In Norway we do not have general routines for determining which existing methods should be abandoned by the health service. Various players are involved in decisions to introduce and phase out methods in the health service.
The Norwegian Knowledge Centre for the Health Services is intended to strengthen the knowledge base for professional decisions in the health service, among other things by identifying and summing up documentation on the effectiveness and cost-benefit ratio of new and established methods. The Research Centre and the Western Norway Regional Health Authority have together conducted a pilot study of a decision-support tool to identify what can be replaced and hence phased out in connection with the introduction of new methods in the specialist health service.
The Norwegian Medicines Agency makes regular appraisals of medically equivalent generics for the list of substitutable medicines. This may yield substantial savings when the patent protection for prescription medicines lapses. Whole groups of medicinal products are also appraised in collaboration with the Research Centre to compare efficacy and safety. The purpose is to investigate whether research provides grounds for recommending that one preparation be chosen rather than another (preferred medical product).
The National Council for Quality Improvement and Prioritizing in the Health Service (10) was established as part of the National Health Plan (2007 – 2010). It was supposed to clarify the role of the players with responsibility in quality and prioritization work. The council’s 25 members consist of managers in central health administration, the regional health trusts, the municipal health sector and representatives of professional associations, user organisations and the teaching sector. One of the five points of the council’s mandate is to consider issues relating to the introduction of new and costly technology. This point has received most attention up to now. It has given rise to discussion about the need to phase out existing methods as a means of freeing up resources in both the primary and the secondary health service. In many cases, old methods do not have the cost-benefit documentation that is now expected of new technology. For example, the council has concluded that surgery for sleep apnoea is overuse of a procedure that does not have sufficient documentation for its effectiveness and safety. This led to reduced DRG rates for the procedure and an over 30 % reduction in clinical activity in the course of a year (information from Norwegian Patients Register).

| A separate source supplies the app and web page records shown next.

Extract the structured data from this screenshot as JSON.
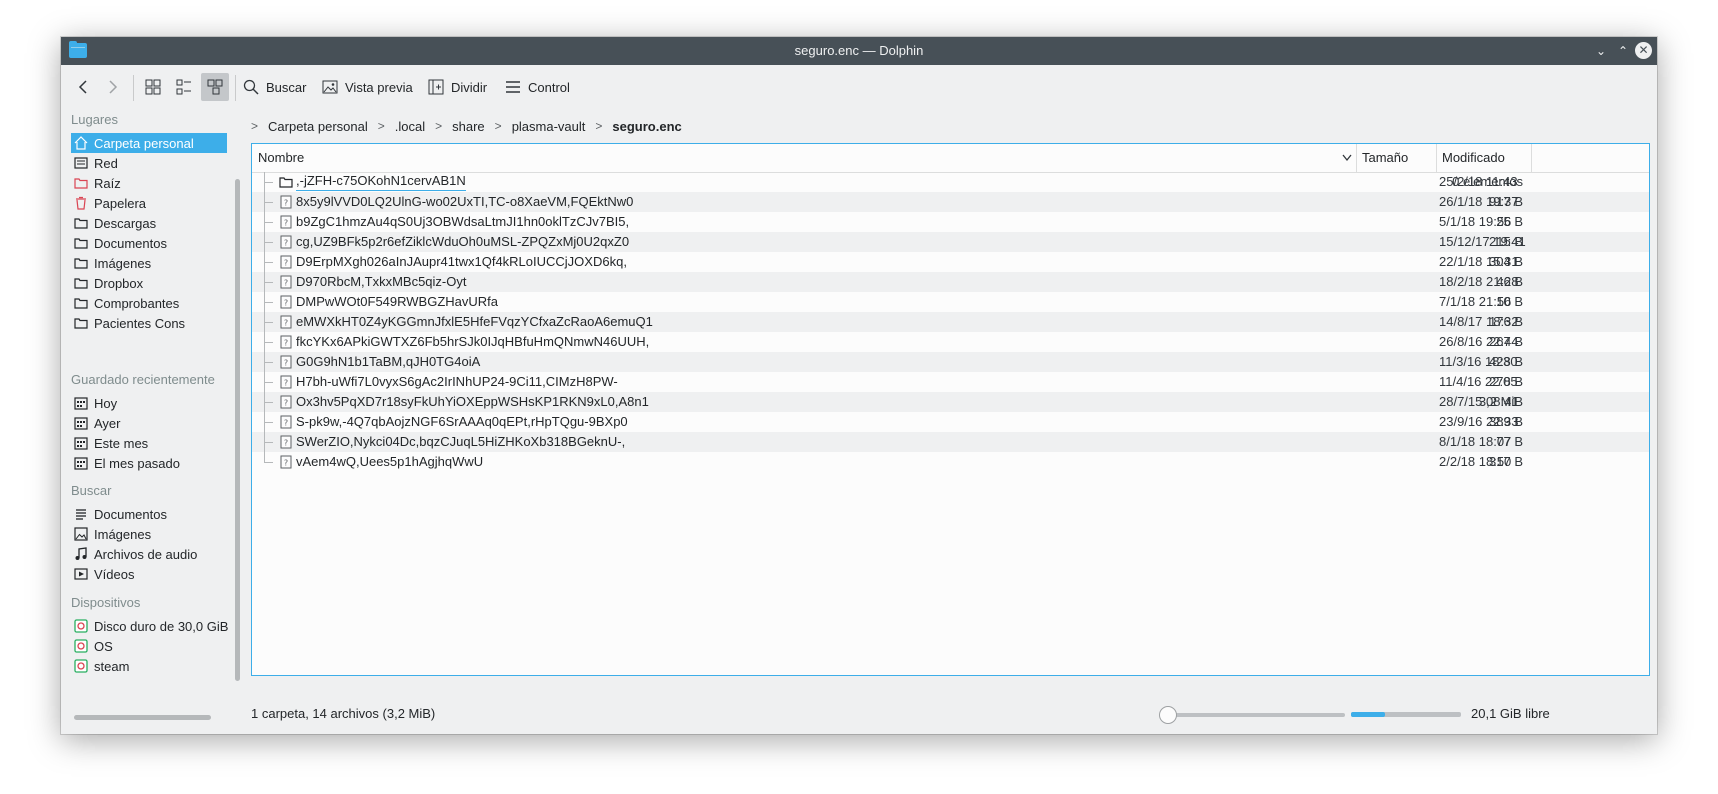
{
  "window": {
    "title": "seguro.enc — Dolphin",
    "minimize_glyph": "⌄",
    "maximize_glyph": "⌃",
    "close_glyph": "✕"
  },
  "toolbar": {
    "search_label": "Buscar",
    "preview_label": "Vista previa",
    "split_label": "Dividir",
    "control_label": "Control"
  },
  "sidebar": {
    "places_header": "Lugares",
    "places": [
      {
        "label": "Carpeta personal",
        "icon": "home-icon"
      },
      {
        "label": "Red",
        "icon": "network-icon"
      },
      {
        "label": "Raíz",
        "icon": "root-folder-icon"
      },
      {
        "label": "Papelera",
        "icon": "trash-icon"
      },
      {
        "label": "Descargas",
        "icon": "folder-icon"
      },
      {
        "label": "Documentos",
        "icon": "folder-icon"
      },
      {
        "label": "Imágenes",
        "icon": "folder-icon"
      },
      {
        "label": "Dropbox",
        "icon": "folder-icon"
      },
      {
        "label": "Comprobantes",
        "icon": "folder-icon"
      },
      {
        "label": "Pacientes Cons",
        "icon": "folder-icon"
      }
    ],
    "recent_header": "Guardado recientemente",
    "recent": [
      {
        "label": "Hoy",
        "icon": "calendar-icon"
      },
      {
        "label": "Ayer",
        "icon": "calendar-icon"
      },
      {
        "label": "Este mes",
        "icon": "calendar-icon"
      },
      {
        "label": "El mes pasado",
        "icon": "calendar-icon"
      }
    ],
    "search_header": "Buscar",
    "search": [
      {
        "label": "Documentos",
        "icon": "document-icon"
      },
      {
        "label": "Imágenes",
        "icon": "image-icon"
      },
      {
        "label": "Archivos de audio",
        "icon": "music-icon"
      },
      {
        "label": "Vídeos",
        "icon": "video-icon"
      }
    ],
    "devices_header": "Dispositivos",
    "devices": [
      {
        "label": "Disco duro de 30,0 GiB",
        "icon": "drive-icon"
      },
      {
        "label": "OS",
        "icon": "drive-icon"
      },
      {
        "label": "steam",
        "icon": "drive-icon"
      }
    ]
  },
  "breadcrumb": {
    "items": [
      "Carpeta personal",
      ".local",
      "share",
      "plasma-vault",
      "seguro.enc"
    ]
  },
  "fileview": {
    "columns": {
      "name": "Nombre",
      "size": "Tamaño",
      "modified": "Modificado"
    },
    "rows": [
      {
        "name": ",-jZFH-c75OKohN1cervAB1N",
        "size": "0 elementos",
        "date": "25/2/18 11:43",
        "type": "folder"
      },
      {
        "name": "8x5y9lVVD0LQ2UlnG-wo02UxTI,TC-o8XaeVM,FQEktNw0",
        "size": "917 B",
        "date": "26/1/18 19:37",
        "type": "file"
      },
      {
        "name": "b9ZgC1hmzAu4qS0Uj3OBWdsaLtmJI1hn0oklTzCJv7BI5,",
        "size": "25 B",
        "date": "5/1/18 19:56",
        "type": "file"
      },
      {
        "name": "cg,UZ9BFk5p2r6efZiklcWduOh0uMSL-ZPQZxMj0U2qxZ0",
        "size": "215 B",
        "date": "15/12/17 19:41",
        "type": "file"
      },
      {
        "name": "D9ErpMXgh026aInJAupr41twx1Qf4kRLoIUCCjJOXD6kq,",
        "size": "304 B",
        "date": "22/1/18 15:31",
        "type": "file"
      },
      {
        "name": "D970RbcM,TxkxMBc5qiz-Oyt",
        "size": "46 B",
        "date": "18/2/18 21:28",
        "type": "file"
      },
      {
        "name": "DMPwWOt0F549RWBGZHavURfa",
        "size": "10 B",
        "date": "7/1/18 21:56",
        "type": "file"
      },
      {
        "name": "eMWXkHT0Z4yKGGmnJfxlE5HfeFVqzYCfxaZcRaoA6emuQ1",
        "size": "176 B",
        "date": "14/8/17 18:32",
        "type": "file"
      },
      {
        "name": "fkcYKx6APkiGWTXZ6Fb5hrSJk0IJqHBfuHmQNmwN46UUH,",
        "size": "267 B",
        "date": "26/8/16 22:44",
        "type": "file"
      },
      {
        "name": "G0G9hN1b1TaBM,qJH0TG4oiA",
        "size": "428 B",
        "date": "11/3/16 18:30",
        "type": "file"
      },
      {
        "name": "H7bh-uWfi7L0vyxS6gAc2IrINhUP24-9Ci11,CIMzH8PW-",
        "size": "278 B",
        "date": "11/4/16 22:05",
        "type": "file"
      },
      {
        "name": "Ox3hv5PqXD7r18syFkUhYiOXEppWSHsKP1RKN9xL0,A8n1",
        "size": "3,2 MiB",
        "date": "28/7/15 08:41",
        "type": "file"
      },
      {
        "name": "S-pk9w,-4Q7qbAojzNGF6SrAAAq0qEPt,rHpTQgu-9BXp0",
        "size": "389 B",
        "date": "23/9/16 22:33",
        "type": "file"
      },
      {
        "name": "SWerZIO,Nykci04Dc,bqzCJuqL5HiZHKoXb318BGeknU-,",
        "size": "77 B",
        "date": "8/1/18 18:07",
        "type": "file"
      },
      {
        "name": "vAem4wQ,Uees5p1hAgjhqWwU",
        "size": "317 B",
        "date": "2/2/18 18:50",
        "type": "file"
      }
    ]
  },
  "statusbar": {
    "summary": "1 carpeta, 14 archivos (3,2 MiB)",
    "free_space": "20,1 GiB libre",
    "used_fraction": 0.31
  },
  "colors": {
    "accent": "#3daee9",
    "titlebar": "#475057",
    "window_bg": "#eff0f1"
  }
}
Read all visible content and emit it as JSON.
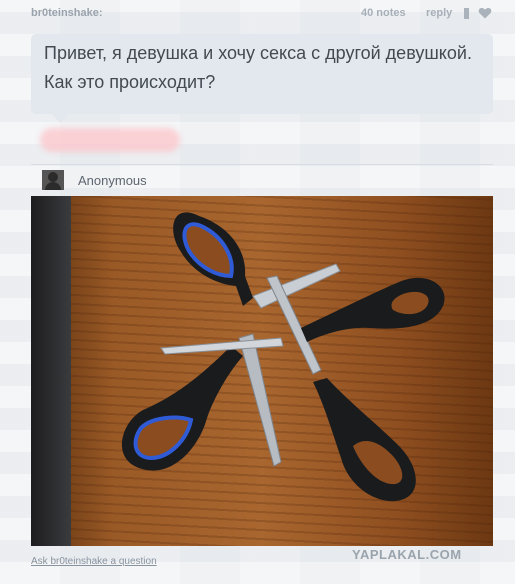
{
  "post": {
    "username": "br0teinshake:",
    "notes_label": "40 notes",
    "reply_label": "reply",
    "question_text": "Привет, я девушка и хочу секса с другой девушкой. Как это происходит?",
    "asker_name": "Anonymous",
    "ask_link": "Ask br0teinshake a question",
    "watermark": "YAPLAKAL.COM"
  },
  "icons": {
    "reblog": "reblog-icon",
    "like": "heart-icon",
    "avatar": "anonymous-avatar-icon"
  },
  "colors": {
    "bubble": "#e3e8ee",
    "meta_text": "#a7afb8",
    "scissor_handle_blue": "#2f5bd6",
    "scissor_handle_black": "#1a1b1d",
    "table_wood": "#9a5a26"
  }
}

In the light of the treatment of many specific cases the council has taken the initiative for a separate national appraisal system in connection with the introduction of new and costly technology in the specialist health service, such as one finds in many other countries.
Systematic appraisal of established methods should be included as a basis for sound prioritization processes in the health service. In principle these appraisals should be based on the same criteria that are used for the introduction of new measures. By increasing awareness of what should be abandoned, a more balanced flow of technologies can be achieved in the health service. What is medically well founded and what is cost-benefit effective? What are complementary methods and what are substitutes and can be replaced? What is overuse, or directly erroneous use or misuse? Technology can still be relevant, but the indication may have changed.
Such assessments should be made in connection with the introduction of new and costly technology in the specialist health service and when health authorities, enterprises, professional associations and others prepare new or update earlier guidelines or procedures.